**TASK REQUIREMENTS**
Copy every line of the listing exactly.

**RECORDS PROVIDED**
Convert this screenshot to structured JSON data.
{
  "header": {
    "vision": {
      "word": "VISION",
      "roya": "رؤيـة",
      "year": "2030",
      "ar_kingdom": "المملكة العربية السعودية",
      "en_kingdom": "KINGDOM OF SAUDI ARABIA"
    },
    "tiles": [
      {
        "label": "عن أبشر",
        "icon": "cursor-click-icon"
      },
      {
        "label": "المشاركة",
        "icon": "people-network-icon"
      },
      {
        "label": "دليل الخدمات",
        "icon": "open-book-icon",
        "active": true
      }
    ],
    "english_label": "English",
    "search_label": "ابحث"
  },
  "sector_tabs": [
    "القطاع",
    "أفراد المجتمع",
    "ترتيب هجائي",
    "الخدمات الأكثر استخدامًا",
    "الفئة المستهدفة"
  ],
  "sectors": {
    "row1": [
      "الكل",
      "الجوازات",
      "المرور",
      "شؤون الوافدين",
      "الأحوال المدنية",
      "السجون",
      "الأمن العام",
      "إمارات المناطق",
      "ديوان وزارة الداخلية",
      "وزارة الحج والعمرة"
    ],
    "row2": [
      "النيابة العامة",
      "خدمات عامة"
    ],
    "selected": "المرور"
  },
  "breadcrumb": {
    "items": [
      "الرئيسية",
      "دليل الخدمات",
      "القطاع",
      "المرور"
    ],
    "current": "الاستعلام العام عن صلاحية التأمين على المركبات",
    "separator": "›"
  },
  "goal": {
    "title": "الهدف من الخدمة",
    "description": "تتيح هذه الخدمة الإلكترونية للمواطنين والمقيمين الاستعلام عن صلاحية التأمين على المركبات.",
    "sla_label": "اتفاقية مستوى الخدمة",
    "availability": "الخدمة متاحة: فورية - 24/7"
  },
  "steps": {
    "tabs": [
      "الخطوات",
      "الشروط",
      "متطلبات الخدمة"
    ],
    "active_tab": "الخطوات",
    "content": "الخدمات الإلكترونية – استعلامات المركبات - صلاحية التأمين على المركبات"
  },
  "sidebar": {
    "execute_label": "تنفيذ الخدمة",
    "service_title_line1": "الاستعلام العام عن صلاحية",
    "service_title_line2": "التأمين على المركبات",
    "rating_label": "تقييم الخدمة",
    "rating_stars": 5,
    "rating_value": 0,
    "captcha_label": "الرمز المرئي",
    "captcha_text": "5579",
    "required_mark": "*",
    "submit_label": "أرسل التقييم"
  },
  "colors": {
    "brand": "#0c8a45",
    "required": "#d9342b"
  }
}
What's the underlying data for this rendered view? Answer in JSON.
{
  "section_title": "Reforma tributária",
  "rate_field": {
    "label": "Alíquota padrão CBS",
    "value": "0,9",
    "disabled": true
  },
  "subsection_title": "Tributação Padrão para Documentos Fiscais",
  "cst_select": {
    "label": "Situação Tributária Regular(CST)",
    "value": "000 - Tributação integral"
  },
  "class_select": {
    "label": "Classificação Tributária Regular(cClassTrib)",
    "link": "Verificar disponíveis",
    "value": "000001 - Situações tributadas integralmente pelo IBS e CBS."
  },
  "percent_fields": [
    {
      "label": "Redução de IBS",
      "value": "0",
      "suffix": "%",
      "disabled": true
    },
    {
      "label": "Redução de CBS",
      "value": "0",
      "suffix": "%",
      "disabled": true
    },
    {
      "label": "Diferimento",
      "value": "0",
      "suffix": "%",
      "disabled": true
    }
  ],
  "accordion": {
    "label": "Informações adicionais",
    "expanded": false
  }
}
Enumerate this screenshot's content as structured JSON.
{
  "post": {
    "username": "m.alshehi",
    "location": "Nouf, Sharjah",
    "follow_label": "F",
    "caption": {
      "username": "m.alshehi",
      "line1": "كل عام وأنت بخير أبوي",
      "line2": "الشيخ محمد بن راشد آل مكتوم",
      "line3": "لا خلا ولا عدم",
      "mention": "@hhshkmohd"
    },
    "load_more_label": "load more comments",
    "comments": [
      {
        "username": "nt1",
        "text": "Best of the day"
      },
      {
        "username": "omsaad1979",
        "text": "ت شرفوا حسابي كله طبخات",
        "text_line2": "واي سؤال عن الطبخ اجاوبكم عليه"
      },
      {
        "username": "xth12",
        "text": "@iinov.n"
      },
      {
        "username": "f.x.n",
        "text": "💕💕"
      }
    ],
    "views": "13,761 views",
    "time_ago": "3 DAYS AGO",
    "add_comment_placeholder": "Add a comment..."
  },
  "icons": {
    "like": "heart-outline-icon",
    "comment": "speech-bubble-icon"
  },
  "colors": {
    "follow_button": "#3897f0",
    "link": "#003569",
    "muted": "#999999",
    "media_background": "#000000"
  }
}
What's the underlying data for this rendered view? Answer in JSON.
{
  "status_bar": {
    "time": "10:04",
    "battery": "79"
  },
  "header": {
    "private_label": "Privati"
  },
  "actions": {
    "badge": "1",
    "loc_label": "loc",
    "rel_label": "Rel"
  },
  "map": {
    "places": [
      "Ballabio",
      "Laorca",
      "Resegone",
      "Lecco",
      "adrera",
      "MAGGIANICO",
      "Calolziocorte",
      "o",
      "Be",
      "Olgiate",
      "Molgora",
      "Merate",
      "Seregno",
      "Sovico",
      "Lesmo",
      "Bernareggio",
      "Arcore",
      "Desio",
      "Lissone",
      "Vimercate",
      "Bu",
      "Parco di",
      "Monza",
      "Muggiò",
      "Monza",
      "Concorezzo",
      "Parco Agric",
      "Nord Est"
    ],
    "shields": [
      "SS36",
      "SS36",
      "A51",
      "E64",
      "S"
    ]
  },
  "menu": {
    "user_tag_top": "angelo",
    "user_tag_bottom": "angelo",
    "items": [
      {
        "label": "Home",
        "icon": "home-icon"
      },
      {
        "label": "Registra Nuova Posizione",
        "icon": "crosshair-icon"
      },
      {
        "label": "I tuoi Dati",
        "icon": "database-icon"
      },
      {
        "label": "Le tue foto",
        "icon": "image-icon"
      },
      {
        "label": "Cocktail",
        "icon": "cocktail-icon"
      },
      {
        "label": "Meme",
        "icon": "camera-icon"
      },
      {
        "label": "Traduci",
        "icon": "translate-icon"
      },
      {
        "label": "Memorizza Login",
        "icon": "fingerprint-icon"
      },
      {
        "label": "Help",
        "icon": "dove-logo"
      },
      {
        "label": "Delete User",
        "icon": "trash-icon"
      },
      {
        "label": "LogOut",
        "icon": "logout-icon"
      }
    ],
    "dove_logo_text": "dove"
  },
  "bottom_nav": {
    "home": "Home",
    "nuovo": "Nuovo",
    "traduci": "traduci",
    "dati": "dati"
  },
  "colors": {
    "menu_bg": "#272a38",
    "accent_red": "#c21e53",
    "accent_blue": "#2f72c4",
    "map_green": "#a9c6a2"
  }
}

**SOLUTION BELOW**
Convert this screenshot to structured JSON data.
{
  "header": {
    "vision": {
      "word": "VISION",
      "roya": "رؤيـة",
      "year": "2030",
      "ar_kingdom": "المملكة العربية السعودية",
      "en_kingdom": "KINGDOM OF SAUDI ARABIA"
    },
    "tiles": [
      {
        "label": "عن أبشر",
        "icon": "cursor-click-icon"
      },
      {
        "label": "المشاركة",
        "icon": "people-network-icon"
      },
      {
        "label": "دليل الخدمات",
        "icon": "open-book-icon",
        "active": true
      }
    ],
    "english_label": "English",
    "search_label": "ابحث"
  },
  "sector_tabs": [
    "القطاع",
    "أفراد المجتمع",
    "ترتيب هجائي",
    "الخدمات الأكثر استخدامًا",
    "الفئة المستهدفة"
  ],
  "sectors": {
    "row1": [
      "الكل",
      "الجوازات",
      "المرور",
      "شؤون الوافدين",
      "الأحوال المدنية",
      "السجون",
      "الأمن العام",
      "إمارات المناطق",
      "ديوان وزارة الداخلية",
      "وزارة الحج والعمرة"
    ],
    "row2": [
      "النيابة العامة",
      "خدمات عامة"
    ],
    "selected": "المرور"
  },
  "breadcrumb": {
    "items": [
      "الرئيسية",
      "دليل الخدمات",
      "القطاع",
      "المرور"
    ],
    "current": "الاستعلام العام عن صلاحية التأمين على المركبات",
    "separator": "›"
  },
  "goal": {
    "title": "الهدف من الخدمة",
    "description": "تتيح هذه الخدمة الإلكترونية للمواطنين والمقيمين الاستعلام عن صلاحية التأمين على المركبات.",
    "sla_label": "اتفاقية مستوى الخدمة",
    "availability": "الخدمة متاحة: فورية - 24/7"
  },
  "steps": {
    "tabs": [
      "الخطوات",
      "الشروط",
      "متطلبات الخدمة"
    ],
    "active_tab": "الخطوات",
    "content": "الخدمات الإلكترونية – استعلامات المركبات - صلاحية التأمين على المركبات"
  },
  "sidebar": {
    "execute_label": "تنفيذ الخدمة",
    "service_title_line1": "الاستعلام العام عن صلاحية",
    "service_title_line2": "التأمين على المركبات",
    "rating_label": "تقييم الخدمة",
    "rating_stars": 5,
    "rating_value": 0,
    "captcha_label": "الرمز المرئي",
    "captcha_text": "5579",
    "required_mark": "*",
    "submit_label": "أرسل التقييم"
  },
  "colors": {
    "brand": "#0c8a45",
    "required": "#d9342b"
  }
}
What's the underlying data for this rendered view? Answer in JSON.
{
  "section_title": "Reforma tributária",
  "rate_field": {
    "label": "Alíquota padrão CBS",
    "value": "0,9",
    "disabled": true
  },
  "subsection_title": "Tributação Padrão para Documentos Fiscais",
  "cst_select": {
    "label": "Situação Tributária Regular(CST)",
    "value": "000 - Tributação integral"
  },
  "class_select": {
    "label": "Classificação Tributária Regular(cClassTrib)",
    "link": "Verificar disponíveis",
    "value": "000001 - Situações tributadas integralmente pelo IBS e CBS."
  },
  "percent_fields": [
    {
      "label": "Redução de IBS",
      "value": "0",
      "suffix": "%",
      "disabled": true
    },
    {
      "label": "Redução de CBS",
      "value": "0",
      "suffix": "%",
      "disabled": true
    },
    {
      "label": "Diferimento",
      "value": "0",
      "suffix": "%",
      "disabled": true
    }
  ],
  "accordion": {
    "label": "Informações adicionais",
    "expanded": false
  }
}
Enumerate this screenshot's content as structured JSON.
{
  "post": {
    "username": "m.alshehi",
    "location": "Nouf, Sharjah",
    "follow_label": "F",
    "caption": {
      "username": "m.alshehi",
      "line1": "كل عام وأنت بخير أبوي",
      "line2": "الشيخ محمد بن راشد آل مكتوم",
      "line3": "لا خلا ولا عدم",
      "mention": "@hhshkmohd"
    },
    "load_more_label": "load more comments",
    "comments": [
      {
        "username": "nt1",
        "text": "Best of the day"
      },
      {
        "username": "omsaad1979",
        "text": "ت شرفوا حسابي كله طبخات",
        "text_line2": "واي سؤال عن الطبخ اجاوبكم عليه"
      },
      {
        "username": "xth12",
        "text": "@iinov.n"
      },
      {
        "username": "f.x.n",
        "text": "💕💕"
      }
    ],
    "views": "13,761 views",
    "time_ago": "3 DAYS AGO",
    "add_comment_placeholder": "Add a comment..."
  },
  "icons": {
    "like": "heart-outline-icon",
    "comment": "speech-bubble-icon"
  },
  "colors": {
    "follow_button": "#3897f0",
    "link": "#003569",
    "muted": "#999999",
    "media_background": "#000000"
  }
}
What's the underlying data for this rendered view? Answer in JSON.
{
  "status_bar": {
    "time": "10:04",
    "battery": "79"
  },
  "header": {
    "private_label": "Privati"
  },
  "actions": {
    "badge": "1",
    "loc_label": "loc",
    "rel_label": "Rel"
  },
  "map": {
    "places": [
      "Ballabio",
      "Laorca",
      "Resegone",
      "Lecco",
      "adrera",
      "MAGGIANICO",
      "Calolziocorte",
      "o",
      "Be",
      "Olgiate",
      "Molgora",
      "Merate",
      "Seregno",
      "Sovico",
      "Lesmo",
      "Bernareggio",
      "Arcore",
      "Desio",
      "Lissone",
      "Vimercate",
      "Bu",
      "Parco di",
      "Monza",
      "Muggiò",
      "Monza",
      "Concorezzo",
      "Parco Agric",
      "Nord Est"
    ],
    "shields": [
      "SS36",
      "SS36",
      "A51",
      "E64",
      "S"
    ]
  },
  "menu": {
    "user_tag_top": "angelo",
    "user_tag_bottom": "angelo",
    "items": [
      {
        "label": "Home",
        "icon": "home-icon"
      },
      {
        "label": "Registra Nuova Posizione",
        "icon": "crosshair-icon"
      },
      {
        "label": "I tuoi Dati",
        "icon": "database-icon"
      },
      {
        "label": "Le tue foto",
        "icon": "image-icon"
      },
      {
        "label": "Cocktail",
        "icon": "cocktail-icon"
      },
      {
        "label": "Meme",
        "icon": "camera-icon"
      },
      {
        "label": "Traduci",
        "icon": "translate-icon"
      },
      {
        "label": "Memorizza Login",
        "icon": "fingerprint-icon"
      },
      {
        "label": "Help",
        "icon": "dove-logo"
      },
      {
        "label": "Delete User",
        "icon": "trash-icon"
      },
      {
        "label": "LogOut",
        "icon": "logout-icon"
      }
    ],
    "dove_logo_text": "dove"
  },
  "bottom_nav": {
    "home": "Home",
    "nuovo": "Nuovo",
    "traduci": "traduci",
    "dati": "dati"
  },
  "colors": {
    "menu_bg": "#272a38",
    "accent_red": "#c21e53",
    "accent_blue": "#2f72c4",
    "map_green": "#a9c6a2"
  }
}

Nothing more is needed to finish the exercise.